With Indy, Coyer will add his own wrinkles, but make no mistake: This is a Tampa-2 defense with Tampa-2 players. The focus is on speed, not size. Burst, not power. Attention to detail, not over game planning. Smaller, more compact players who can hit and tackle with power are valued more than players who are "big" and "strong." Yes, certain position do require a degree of height and weight. The NT needs to be near 300 pounds. The SAM linebacker needs to be probably 240-250 pounds. The safety absolutely must be able to hit like a runaway cement truck driving wild through a church on Sunday.

Coyer has players like Bob Sanders, Dwight Freeney, Robert Mathis, Antoine Bethea, and Gary Brackett to implement his tweaks. But, he also has Kelvin Hayden, Marlon Jackson, and a young crop of hard-hitting DBs that could thrive if he deploys a base 4-2-5 defense. This defense could also utilize Melvin Bullitt more, as Bullitt really seemed to have breakout year in 2008 replacing Bob for so many games.

Key to this defense is the nose tackle. When Indy ran it in the playoffs in 2006, they had Booger McFarland (300 pounds, 6'2). When they ran it in 2007, they had Ed Johnson (300 pounds, 6'2). Last year, with the revolving door at DT because of injuries, retirements, and weed, a 4-2-5 defense was not practical.


How will Larry Coyer utilize Bob Sanders in 2009?


Regardless of what Coyer implement, the front line of the Colts defense is in desperate need of shoring up. Indy has re-signed Daniel Muir, and they will likely re-sign have Antonio "Mookie" Johnson signed to a two year deal (tip to GoHorse88 in the comments). Both provide excellent depth at NT. But Indy needs a full time starter at NT, and the draft or rookie free agency are the only places they will likely get it.

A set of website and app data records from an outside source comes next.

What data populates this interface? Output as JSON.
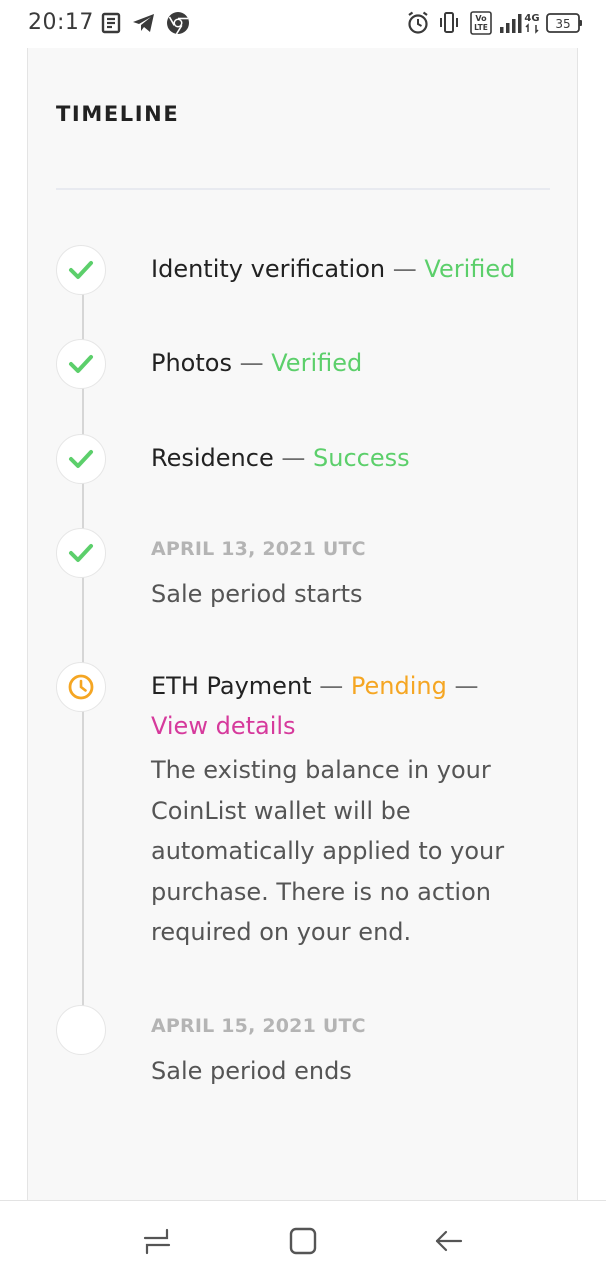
{
  "status_bar": {
    "time": "20:17",
    "battery": "35",
    "network": "4G",
    "volte": "Vo LTE",
    "left_icons": [
      "news-icon",
      "telegram-icon",
      "chrome-icon"
    ],
    "right_icons": [
      "alarm-icon",
      "vibrate-icon",
      "volte-icon",
      "signal-icon",
      "network-4g-icon",
      "battery-icon"
    ]
  },
  "timeline": {
    "title": "TIMELINE",
    "items": [
      {
        "icon": "check-icon",
        "label": "Identity verification",
        "separator": "—",
        "status": "Verified"
      },
      {
        "icon": "check-icon",
        "label": "Photos",
        "separator": "—",
        "status": "Verified"
      },
      {
        "icon": "check-icon",
        "label": "Residence",
        "separator": "—",
        "status": "Success"
      },
      {
        "icon": "check-icon",
        "date": "APRIL 13, 2021 UTC",
        "label": "Sale period starts"
      },
      {
        "icon": "clock-icon",
        "label": "ETH Payment",
        "separator": "—",
        "status": "Pending",
        "separator2": "—",
        "link": "View details",
        "description": "The existing balance in your CoinList wallet will be automatically applied to your purchase. There is no action required on your end."
      },
      {
        "icon": "empty-circle",
        "date": "APRIL 15, 2021 UTC",
        "label": "Sale period ends"
      }
    ]
  },
  "colors": {
    "success_green": "#5ccf6b",
    "pending_orange": "#f5a623",
    "link_pink": "#d63a9c",
    "card_background": "#f8f8f8"
  },
  "nav_bar": {
    "icons": [
      "recent-apps-icon",
      "home-icon",
      "back-icon"
    ]
  }
}
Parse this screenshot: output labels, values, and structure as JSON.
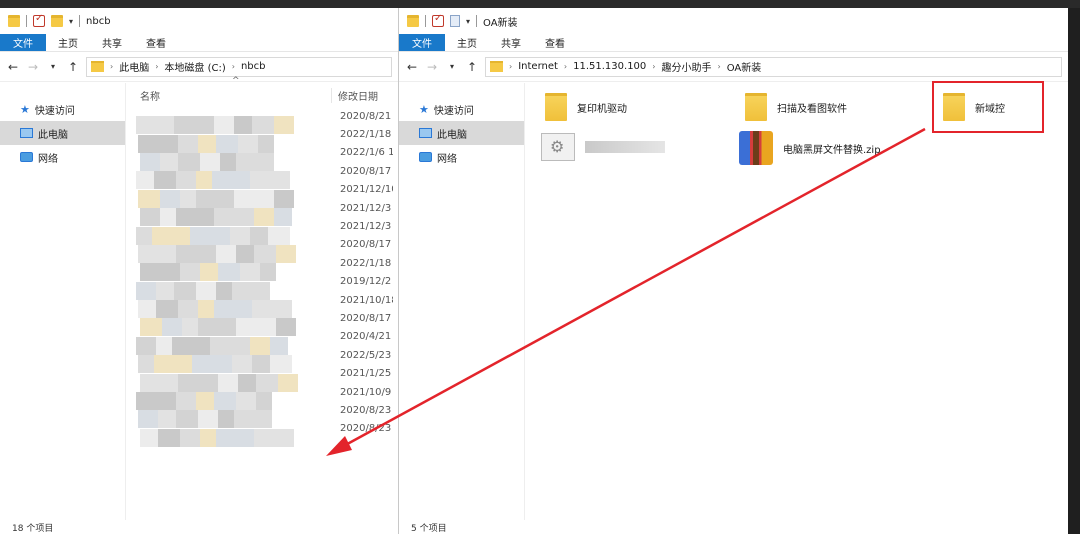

If Coyer gets more front line help, we might just see some interesting tweaks as a new chapter in the Tampa-2 bible is written in Indy.